Your objective:
Your answer should repeat every line of the records below in which the word "name" appears.

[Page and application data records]
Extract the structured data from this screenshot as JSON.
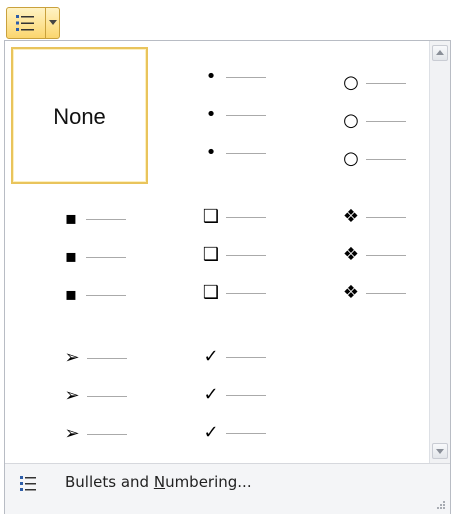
{
  "toolbar": {
    "bullets_button": {
      "icon": "bullet-list-icon",
      "accent": "#fbd66e"
    },
    "dropdown_arrow": {
      "icon": "chevron-down-icon"
    }
  },
  "gallery": {
    "none_label": "None",
    "styles": [
      {
        "name": "none"
      },
      {
        "name": "filled-dot",
        "glyph": "•"
      },
      {
        "name": "hollow-circle",
        "glyph": "○"
      },
      {
        "name": "filled-square",
        "glyph": "▪"
      },
      {
        "name": "hollow-square",
        "glyph": "❑"
      },
      {
        "name": "four-diamond",
        "glyph": "❖"
      },
      {
        "name": "arrowhead",
        "glyph": "➢"
      },
      {
        "name": "checkmark",
        "glyph": "✓"
      }
    ],
    "selected": "none"
  },
  "footer": {
    "item_prefix": "Bullets and ",
    "item_mnemonic": "N",
    "item_suffix": "umbering..."
  }
}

Result below:
        "name": "none"
        "name": "filled-dot",
        "name": "hollow-circle",
        "name": "filled-square",
        "name": "hollow-square",
        "name": "four-diamond",
        "name": "arrowhead",
        "name": "checkmark",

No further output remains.